A note from M. F. Sullivan: This was originally written as a comment for for reddit.com/r/serialkillers, but I thought we’d get some mileage out of it here. Introducing our first ever guest post with our on-staff serial killer expert, the artist Richard Vasko. I have no real explanation as to what brings me here, my situation being what it is, and all, but I do have books to discuss with
Two short Susan stories that make one nice, upsetting pair. Click here to read them at Fictionaut.
At thirty-one, there came a December afternoon when Susan found herself draped in a stiff wooden chair, staring into her glass of straight whiskey and trying very hard to find a way to kill her husband. The dining room she inhabited was dusty because they hadn’t entertained in a month at least and she just couldn’t manage to give a damn. She couldn’t give a damn about anything anymore. It was all so tedious and she just wanted it to stop, would do anything for it to stop.

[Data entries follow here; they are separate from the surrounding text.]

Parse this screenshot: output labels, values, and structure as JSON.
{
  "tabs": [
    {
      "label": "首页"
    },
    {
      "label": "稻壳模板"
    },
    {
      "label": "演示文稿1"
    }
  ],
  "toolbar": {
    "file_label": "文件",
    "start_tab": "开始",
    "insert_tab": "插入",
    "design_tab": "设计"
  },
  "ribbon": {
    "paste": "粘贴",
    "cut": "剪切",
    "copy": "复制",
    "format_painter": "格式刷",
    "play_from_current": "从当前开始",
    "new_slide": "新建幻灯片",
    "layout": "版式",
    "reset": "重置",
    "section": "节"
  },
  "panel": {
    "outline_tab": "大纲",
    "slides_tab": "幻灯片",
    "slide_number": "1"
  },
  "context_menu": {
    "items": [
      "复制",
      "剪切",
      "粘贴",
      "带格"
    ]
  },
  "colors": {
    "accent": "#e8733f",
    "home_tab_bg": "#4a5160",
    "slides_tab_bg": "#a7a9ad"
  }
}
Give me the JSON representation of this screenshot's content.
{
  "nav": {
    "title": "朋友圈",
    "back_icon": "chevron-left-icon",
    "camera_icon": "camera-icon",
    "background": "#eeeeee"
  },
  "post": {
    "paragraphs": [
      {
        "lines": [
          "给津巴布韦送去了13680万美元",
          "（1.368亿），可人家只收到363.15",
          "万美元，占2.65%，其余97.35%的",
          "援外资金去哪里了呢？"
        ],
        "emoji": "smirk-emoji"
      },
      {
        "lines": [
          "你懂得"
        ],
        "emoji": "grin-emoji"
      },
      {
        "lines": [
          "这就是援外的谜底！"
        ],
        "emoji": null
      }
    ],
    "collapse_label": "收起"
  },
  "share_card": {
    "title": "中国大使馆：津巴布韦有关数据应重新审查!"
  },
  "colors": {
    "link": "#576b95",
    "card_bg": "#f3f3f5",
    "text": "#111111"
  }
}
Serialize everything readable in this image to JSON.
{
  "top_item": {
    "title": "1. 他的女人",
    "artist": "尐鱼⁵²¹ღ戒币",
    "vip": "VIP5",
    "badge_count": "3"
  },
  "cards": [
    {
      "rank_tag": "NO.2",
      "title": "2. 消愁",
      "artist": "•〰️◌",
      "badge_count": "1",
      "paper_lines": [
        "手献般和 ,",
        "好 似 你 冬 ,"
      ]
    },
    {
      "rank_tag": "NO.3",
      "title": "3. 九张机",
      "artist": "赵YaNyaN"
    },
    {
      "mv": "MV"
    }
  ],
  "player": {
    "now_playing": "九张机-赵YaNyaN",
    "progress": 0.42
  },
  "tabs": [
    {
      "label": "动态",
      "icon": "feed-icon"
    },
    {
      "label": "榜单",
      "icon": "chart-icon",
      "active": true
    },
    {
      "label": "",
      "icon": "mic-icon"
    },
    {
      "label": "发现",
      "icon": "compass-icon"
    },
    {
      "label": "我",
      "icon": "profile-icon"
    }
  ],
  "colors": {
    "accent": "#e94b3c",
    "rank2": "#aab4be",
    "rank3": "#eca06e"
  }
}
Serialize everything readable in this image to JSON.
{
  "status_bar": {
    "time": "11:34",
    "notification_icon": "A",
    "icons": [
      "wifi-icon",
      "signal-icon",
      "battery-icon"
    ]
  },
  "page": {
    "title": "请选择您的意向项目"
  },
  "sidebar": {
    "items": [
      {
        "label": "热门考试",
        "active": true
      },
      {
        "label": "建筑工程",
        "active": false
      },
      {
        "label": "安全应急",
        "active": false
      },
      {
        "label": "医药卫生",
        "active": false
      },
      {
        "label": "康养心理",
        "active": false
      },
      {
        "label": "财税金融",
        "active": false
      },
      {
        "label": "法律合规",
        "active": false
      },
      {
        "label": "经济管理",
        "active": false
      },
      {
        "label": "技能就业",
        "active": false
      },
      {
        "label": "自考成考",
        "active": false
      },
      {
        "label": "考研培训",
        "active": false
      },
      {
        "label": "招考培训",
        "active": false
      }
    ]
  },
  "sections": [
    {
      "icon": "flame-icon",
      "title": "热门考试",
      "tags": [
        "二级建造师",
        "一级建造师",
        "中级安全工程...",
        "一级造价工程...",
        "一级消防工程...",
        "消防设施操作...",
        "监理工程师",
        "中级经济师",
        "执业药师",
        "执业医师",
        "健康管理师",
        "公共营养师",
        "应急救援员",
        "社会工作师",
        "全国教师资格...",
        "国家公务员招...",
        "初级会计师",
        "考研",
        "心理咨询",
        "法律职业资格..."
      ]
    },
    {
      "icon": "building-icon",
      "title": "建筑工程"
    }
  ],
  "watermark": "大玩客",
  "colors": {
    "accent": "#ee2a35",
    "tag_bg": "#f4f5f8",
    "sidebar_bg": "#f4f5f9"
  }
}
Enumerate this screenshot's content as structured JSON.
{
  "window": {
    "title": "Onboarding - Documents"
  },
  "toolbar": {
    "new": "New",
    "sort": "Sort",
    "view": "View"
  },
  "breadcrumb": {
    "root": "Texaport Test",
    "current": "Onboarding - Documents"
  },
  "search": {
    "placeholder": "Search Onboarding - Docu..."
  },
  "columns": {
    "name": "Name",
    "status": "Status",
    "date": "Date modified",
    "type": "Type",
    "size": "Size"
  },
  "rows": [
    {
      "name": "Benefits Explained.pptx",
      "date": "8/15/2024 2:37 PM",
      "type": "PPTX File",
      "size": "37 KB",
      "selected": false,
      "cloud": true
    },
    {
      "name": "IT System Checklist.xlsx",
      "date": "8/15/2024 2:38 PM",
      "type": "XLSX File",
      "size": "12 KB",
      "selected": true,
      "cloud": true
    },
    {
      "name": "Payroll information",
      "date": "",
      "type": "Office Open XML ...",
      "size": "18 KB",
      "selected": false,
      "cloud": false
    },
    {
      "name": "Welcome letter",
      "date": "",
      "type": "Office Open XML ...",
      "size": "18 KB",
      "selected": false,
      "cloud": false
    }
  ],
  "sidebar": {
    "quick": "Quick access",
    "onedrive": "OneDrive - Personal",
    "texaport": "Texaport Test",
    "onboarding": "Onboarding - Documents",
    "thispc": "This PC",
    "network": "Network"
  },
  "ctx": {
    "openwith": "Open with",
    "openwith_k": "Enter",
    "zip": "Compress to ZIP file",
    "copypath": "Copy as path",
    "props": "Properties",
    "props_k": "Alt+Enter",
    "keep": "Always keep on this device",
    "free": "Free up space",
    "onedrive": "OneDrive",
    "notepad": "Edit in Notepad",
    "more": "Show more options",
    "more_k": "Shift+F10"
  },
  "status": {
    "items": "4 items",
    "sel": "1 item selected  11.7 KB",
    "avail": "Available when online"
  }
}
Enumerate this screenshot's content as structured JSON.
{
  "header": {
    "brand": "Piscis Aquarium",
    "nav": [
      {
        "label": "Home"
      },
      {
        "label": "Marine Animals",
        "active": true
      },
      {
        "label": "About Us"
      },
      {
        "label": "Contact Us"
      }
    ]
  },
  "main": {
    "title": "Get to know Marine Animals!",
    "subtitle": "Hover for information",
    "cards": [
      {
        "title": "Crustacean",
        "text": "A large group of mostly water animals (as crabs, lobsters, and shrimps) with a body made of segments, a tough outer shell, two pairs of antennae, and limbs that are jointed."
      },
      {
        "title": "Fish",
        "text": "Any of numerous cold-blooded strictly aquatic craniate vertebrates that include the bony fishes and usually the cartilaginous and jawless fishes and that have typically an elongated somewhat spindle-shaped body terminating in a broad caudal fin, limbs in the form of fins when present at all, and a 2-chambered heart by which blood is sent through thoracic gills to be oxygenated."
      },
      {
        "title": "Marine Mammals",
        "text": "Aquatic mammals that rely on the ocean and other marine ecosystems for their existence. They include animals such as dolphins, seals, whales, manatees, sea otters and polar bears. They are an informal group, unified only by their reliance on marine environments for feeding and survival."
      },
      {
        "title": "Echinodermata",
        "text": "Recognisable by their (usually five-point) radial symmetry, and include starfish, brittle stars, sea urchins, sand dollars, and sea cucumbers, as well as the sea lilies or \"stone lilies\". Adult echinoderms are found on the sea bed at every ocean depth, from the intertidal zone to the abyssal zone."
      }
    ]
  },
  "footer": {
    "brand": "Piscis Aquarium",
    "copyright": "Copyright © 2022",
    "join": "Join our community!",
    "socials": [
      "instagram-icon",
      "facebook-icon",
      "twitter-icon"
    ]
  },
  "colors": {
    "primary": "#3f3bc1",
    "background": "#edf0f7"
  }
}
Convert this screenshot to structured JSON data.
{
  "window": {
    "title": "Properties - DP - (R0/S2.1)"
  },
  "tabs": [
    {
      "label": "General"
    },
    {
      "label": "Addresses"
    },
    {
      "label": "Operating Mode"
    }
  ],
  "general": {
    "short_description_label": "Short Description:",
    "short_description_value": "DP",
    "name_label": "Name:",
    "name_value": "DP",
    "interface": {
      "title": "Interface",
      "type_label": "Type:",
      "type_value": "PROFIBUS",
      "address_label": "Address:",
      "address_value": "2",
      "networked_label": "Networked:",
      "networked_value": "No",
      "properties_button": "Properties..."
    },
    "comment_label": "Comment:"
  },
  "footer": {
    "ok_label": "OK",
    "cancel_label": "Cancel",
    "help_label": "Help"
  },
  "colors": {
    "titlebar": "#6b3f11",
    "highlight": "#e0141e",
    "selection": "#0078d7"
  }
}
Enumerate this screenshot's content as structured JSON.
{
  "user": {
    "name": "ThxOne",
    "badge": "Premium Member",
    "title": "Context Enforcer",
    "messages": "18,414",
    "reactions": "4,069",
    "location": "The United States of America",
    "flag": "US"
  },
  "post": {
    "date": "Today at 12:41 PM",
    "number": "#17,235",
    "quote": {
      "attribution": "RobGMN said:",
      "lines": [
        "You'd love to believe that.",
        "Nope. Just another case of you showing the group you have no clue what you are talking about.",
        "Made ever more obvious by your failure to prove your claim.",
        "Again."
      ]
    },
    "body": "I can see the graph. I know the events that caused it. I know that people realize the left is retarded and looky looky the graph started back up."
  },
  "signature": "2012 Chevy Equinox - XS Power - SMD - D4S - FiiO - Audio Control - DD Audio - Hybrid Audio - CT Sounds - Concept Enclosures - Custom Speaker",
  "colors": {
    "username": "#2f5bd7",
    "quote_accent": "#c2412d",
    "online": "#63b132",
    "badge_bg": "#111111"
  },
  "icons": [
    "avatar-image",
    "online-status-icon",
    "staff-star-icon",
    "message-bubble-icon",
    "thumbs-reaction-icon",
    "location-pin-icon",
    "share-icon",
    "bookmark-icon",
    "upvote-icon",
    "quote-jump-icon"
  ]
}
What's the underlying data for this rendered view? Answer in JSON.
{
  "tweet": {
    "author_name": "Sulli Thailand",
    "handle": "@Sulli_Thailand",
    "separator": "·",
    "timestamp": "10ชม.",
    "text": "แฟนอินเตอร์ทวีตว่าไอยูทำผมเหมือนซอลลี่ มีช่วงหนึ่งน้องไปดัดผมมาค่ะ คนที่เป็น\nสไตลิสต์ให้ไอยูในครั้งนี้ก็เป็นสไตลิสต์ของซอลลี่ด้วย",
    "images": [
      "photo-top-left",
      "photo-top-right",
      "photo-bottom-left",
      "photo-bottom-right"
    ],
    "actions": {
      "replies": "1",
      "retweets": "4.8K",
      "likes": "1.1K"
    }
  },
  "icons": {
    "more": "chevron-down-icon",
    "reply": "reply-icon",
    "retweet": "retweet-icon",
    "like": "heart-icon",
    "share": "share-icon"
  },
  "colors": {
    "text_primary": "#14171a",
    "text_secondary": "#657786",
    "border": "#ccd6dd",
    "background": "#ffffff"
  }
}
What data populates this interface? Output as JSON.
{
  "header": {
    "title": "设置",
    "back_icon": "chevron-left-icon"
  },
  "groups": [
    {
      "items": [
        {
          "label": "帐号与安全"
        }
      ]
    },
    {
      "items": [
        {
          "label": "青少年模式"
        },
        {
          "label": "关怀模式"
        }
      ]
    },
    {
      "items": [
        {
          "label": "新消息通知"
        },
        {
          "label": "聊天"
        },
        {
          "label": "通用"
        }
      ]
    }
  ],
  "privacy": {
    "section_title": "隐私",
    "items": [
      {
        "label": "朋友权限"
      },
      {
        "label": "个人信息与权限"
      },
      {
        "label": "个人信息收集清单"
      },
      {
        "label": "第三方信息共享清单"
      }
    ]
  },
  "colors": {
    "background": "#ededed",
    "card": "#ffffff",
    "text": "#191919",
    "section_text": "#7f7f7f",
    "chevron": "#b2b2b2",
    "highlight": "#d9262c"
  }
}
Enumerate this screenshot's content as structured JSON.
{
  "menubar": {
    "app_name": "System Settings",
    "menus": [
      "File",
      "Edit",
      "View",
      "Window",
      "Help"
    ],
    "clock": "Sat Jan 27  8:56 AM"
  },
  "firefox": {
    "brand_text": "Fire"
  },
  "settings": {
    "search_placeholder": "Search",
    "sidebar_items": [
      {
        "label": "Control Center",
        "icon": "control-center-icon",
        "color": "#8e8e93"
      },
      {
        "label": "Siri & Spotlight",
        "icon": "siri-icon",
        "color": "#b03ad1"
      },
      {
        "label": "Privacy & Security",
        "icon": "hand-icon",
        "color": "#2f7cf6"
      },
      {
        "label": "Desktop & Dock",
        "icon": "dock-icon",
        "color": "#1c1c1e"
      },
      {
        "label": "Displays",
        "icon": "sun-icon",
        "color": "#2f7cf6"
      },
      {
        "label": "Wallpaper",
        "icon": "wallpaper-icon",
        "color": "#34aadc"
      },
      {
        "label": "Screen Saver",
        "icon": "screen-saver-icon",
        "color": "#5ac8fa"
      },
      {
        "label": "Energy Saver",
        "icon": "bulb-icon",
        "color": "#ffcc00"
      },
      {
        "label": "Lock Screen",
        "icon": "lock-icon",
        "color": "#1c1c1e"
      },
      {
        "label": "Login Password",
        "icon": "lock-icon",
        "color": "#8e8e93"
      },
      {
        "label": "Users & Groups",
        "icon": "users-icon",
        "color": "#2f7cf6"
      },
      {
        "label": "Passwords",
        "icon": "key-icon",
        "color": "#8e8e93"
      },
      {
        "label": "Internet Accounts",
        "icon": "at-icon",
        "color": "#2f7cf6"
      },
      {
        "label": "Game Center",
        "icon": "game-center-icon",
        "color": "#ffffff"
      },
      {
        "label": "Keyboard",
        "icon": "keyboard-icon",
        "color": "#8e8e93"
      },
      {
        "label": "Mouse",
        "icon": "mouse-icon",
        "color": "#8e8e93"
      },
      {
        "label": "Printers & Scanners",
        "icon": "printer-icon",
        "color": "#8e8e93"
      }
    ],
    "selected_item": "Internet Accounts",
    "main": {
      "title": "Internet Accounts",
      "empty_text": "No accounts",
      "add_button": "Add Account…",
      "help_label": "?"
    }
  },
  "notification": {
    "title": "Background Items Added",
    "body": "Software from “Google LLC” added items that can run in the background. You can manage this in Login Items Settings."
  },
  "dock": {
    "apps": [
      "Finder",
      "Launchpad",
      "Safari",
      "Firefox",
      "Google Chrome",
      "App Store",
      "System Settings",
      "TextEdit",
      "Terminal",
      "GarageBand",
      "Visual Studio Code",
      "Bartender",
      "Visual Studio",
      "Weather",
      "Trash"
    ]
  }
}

Hybristophilia is a concept which has been gaining interest for some time, particularly from a literary standpoint. A hybristophile is best described as some who loves their partner because of a serious crime, often violent in nature. When we think of the word, we think of Myra Hindley, or Ted Bundy’s legion of fan-girls. Crazy women, we think. Lunatics! What woman would write to someone like that, let alone participate!
I’m pleased to announce the unveiling of the cover for DELILAH, MY WOMAN, as well as a new sample you can read before you subscribe to the e-mail newsletter. Please be sure to sign up for updates. I promise I won’t flood your inbox, but surely you want to know when you can finally meet Richard, just the way Delilah did. Click the cover below to subscribe, and get to
Brilliant article I just had to share. Very fascinating story.
We’ve all got dreams, but especially writers. Even if they don’t directly entertain them, or they’ve buried them, or they’re cynics or realists or whatever reason they have–even they have a private space in the very back corner of the brain, home of the What-If. Sometimes they catch the What-If behind them in the mirror while they shave. Sometimes the What-If drifts beside the bus or train window. Sometimes the
In Act II, Chapter 11, if you put on the overture of Wagner’s Tannhäuser right when a particular character does, it perfectly matches the text as background music through the end of the chapter. Pretty pleased to have discovered this in editing. I feel like, novels being literary works and relying so much on description, the ones that enrich us most are ones which cite their sources, as it were.